[Opening Given data section]
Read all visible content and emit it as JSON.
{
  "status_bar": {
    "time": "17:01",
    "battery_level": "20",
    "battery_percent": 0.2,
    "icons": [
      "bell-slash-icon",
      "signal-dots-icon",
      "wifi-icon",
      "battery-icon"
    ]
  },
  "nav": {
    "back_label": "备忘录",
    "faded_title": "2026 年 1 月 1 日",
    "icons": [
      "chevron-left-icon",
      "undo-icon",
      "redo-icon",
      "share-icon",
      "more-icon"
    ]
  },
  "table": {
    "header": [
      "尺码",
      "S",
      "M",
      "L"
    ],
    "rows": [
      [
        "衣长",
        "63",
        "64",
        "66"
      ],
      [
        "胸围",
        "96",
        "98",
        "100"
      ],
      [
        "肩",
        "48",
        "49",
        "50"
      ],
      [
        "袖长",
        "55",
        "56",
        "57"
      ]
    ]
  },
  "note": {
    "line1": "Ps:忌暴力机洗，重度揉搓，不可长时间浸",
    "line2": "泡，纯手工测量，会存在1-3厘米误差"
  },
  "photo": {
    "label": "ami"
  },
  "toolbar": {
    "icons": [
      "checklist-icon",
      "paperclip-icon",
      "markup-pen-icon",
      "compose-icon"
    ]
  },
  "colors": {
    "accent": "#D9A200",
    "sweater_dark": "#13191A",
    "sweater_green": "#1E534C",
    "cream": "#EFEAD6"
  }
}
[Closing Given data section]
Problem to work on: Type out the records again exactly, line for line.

Response to this exercise:
Read all visible content and emit it as JSON.
{
  "status_bar": {
    "time": "17:01",
    "battery_level": "20",
    "battery_percent": 0.2,
    "icons": [
      "bell-slash-icon",
      "signal-dots-icon",
      "wifi-icon",
      "battery-icon"
    ]
  },
  "nav": {
    "back_label": "备忘录",
    "faded_title": "2026 年 1 月 1 日",
    "icons": [
      "chevron-left-icon",
      "undo-icon",
      "redo-icon",
      "share-icon",
      "more-icon"
    ]
  },
  "table": {
    "header": [
      "尺码",
      "S",
      "M",
      "L"
    ],
    "rows": [
      [
        "衣长",
        "63",
        "64",
        "66"
      ],
      [
        "胸围",
        "96",
        "98",
        "100"
      ],
      [
        "肩",
        "48",
        "49",
        "50"
      ],
      [
        "袖长",
        "55",
        "56",
        "57"
      ]
    ]
  },
  "note": {
    "line1": "Ps:忌暴力机洗，重度揉搓，不可长时间浸",
    "line2": "泡，纯手工测量，会存在1-3厘米误差"
  },
  "photo": {
    "label": "ami"
  },
  "toolbar": {
    "icons": [
      "checklist-icon",
      "paperclip-icon",
      "markup-pen-icon",
      "compose-icon"
    ]
  },
  "colors": {
    "accent": "#D9A200",
    "sweater_dark": "#13191A",
    "sweater_green": "#1E534C",
    "cream": "#EFEAD6"
  }
}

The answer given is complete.